From hard to soft, they include synthetic waxes with 50 or more carbon atoms, microcrystalline waxes with 25 to 50 carbon atoms and paraffin waxes with 20 to 35 carbon atoms. Additives to such waxes include graphite, teflon, silicon, fluorocarbons, and molybdenum to improve glide and/or reduce dirt accumulation.
How long does ski wax last?
eight to ten days
Does rub on ski wax work?
Rub-on wax: For a quick-and-easy performance bump, you can use an all-conditions rub-on wax. It won’t be nearly as effective or long lasting, though, as hot waxing your bases. … It will last longer than a rub-on wax, but it won’t boost performance as much as a temperature-specific wax.
Does waxing make skis faster?
Why Waxing Works
Depending on the snow conditions (like temperature and humidity), this film of water can either make your skis faster or slower. Drier snow is usually faster while wet snow can slow you down. Wax acts as a lubricant for your ski bases, filling the pores and helping your skis glide over the snow.
What temperature should I wax my skis?
Temperature Specific Ski & Snowboard Waxes
Temperature-specific waxes are designed to work best within a certain range of snow temperatures, providing increased performance. Swix “8 Series” (pink) waxes, for instance, are meant for snow temperatures between 1˚C and -4˚C (34˚F to 25˚F).

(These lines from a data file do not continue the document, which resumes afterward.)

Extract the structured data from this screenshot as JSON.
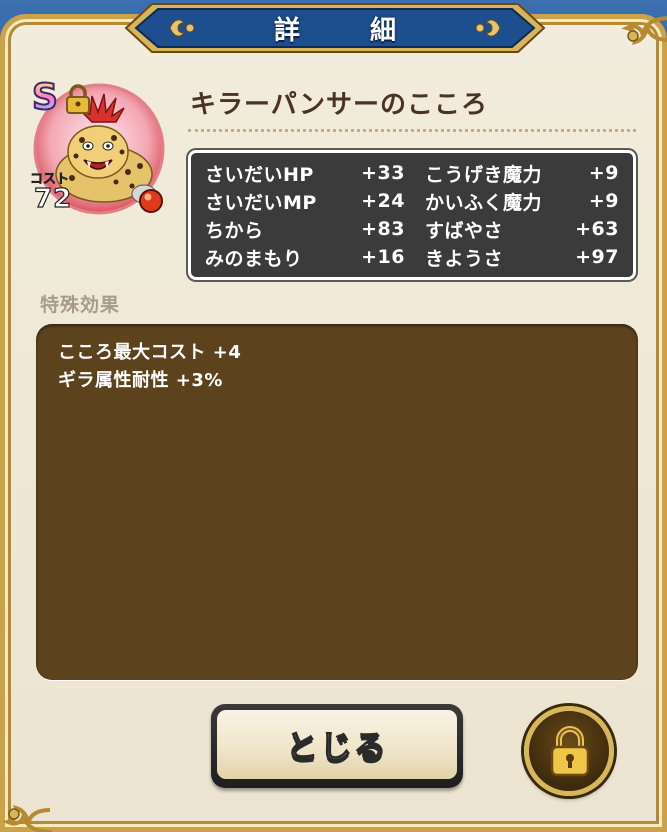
{
  "dialog": {
    "title": "詳　細"
  },
  "item": {
    "rank": "S",
    "name": "キラーパンサーのこころ",
    "cost_label": "コスト",
    "cost_value": "72",
    "locked": true
  },
  "stats": {
    "left": [
      {
        "name": "さいだいHP",
        "value": "+33"
      },
      {
        "name": "さいだいMP",
        "value": "+24"
      },
      {
        "name": "ちから",
        "value": "+83"
      },
      {
        "name": "みのまもり",
        "value": "+16"
      }
    ],
    "right": [
      {
        "name": "こうげき魔力",
        "value": "+9"
      },
      {
        "name": "かいふく魔力",
        "value": "+9"
      },
      {
        "name": "すばやさ",
        "value": "+63"
      },
      {
        "name": "きようさ",
        "value": "+97"
      }
    ]
  },
  "special_effects": {
    "label": "特殊効果",
    "lines": [
      "こころ最大コスト +4",
      "ギラ属性耐性 +3%"
    ]
  },
  "buttons": {
    "close_label": "とじる",
    "lock_icon": "padlock-icon"
  },
  "colors": {
    "panel_bg": "#efe7d3",
    "stats_bg": "#3b3b3b",
    "effects_bg": "#5c431e",
    "gold_border": "#c9a24a",
    "title_plaque": "#1d4f8f"
  }
}
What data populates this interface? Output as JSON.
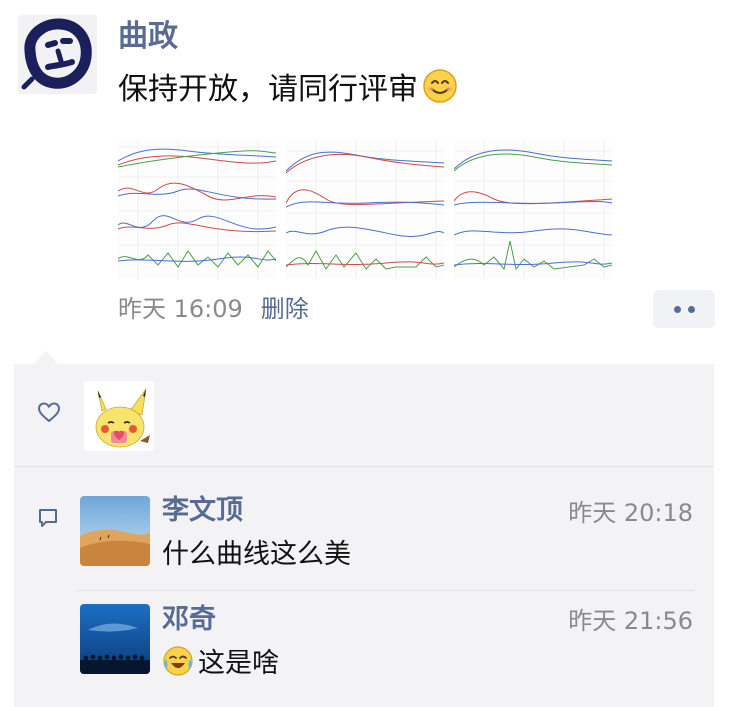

Does ski wax get old?
Should still be good, there is nothing perishable inside wax and the chemicals are quite stable.
What happens if you don’t wax your skis?
Over time, without wax, the base of a ski or board will start to dry out and whiten, almost like the black is fading. As it continues to dry, it shrinks. In extreme cases, the base can shrink away from your edges, making them prone to blowing out of the ski on a rock or hard ice.
Can you wax skis without an iron?
Roto wool is an excellent way to apply hot wax without using an iron. It has shown us some great test results in all types of conditions. – Roto wool gives you a thin layer with hot wax, which will bring forth the structure in your skis in a better way, says product developer in Swix Jan Olav Bjørn Gjermundshaug.
Can you wax skis yourself?
Keep the wax moving on the iron and keep the iron moving as you drip wax onto the ski. Heat the waxing iron to the appropriate temperature for the wax you’re working with. … Gently hold the brick of wax against the base of the iron and drizzle the wax down the length of the ski, working tip to tail.
Why do skiers wax their skis?
Wax makes your skis hydrophobic, or water resistant. The more hydrophobic your skis, the faster they will be down the slopes. Keeping your skis waxed will also make them easier to make smoother turns.
Can I use candle wax on skis?
no, candle wax wont work. its not the wax that makes skis fast, it the compounds in them like moly, florocarbon, graphite, just to name a few. wax is just a medium of appling it to the ski. wax will help it stay in the base but not make it go faster.
Can you use car wax on skis?
2. protection. I don’t know what carnauba is, but I suspect that is a wax polish for metal bodywork. What you need is a wax that will work on the plastic base of the ski, is designed to work in very cold temperatures, and stay on even with abrasion (such as you get when skiing), so I wouldn’t use a car wax.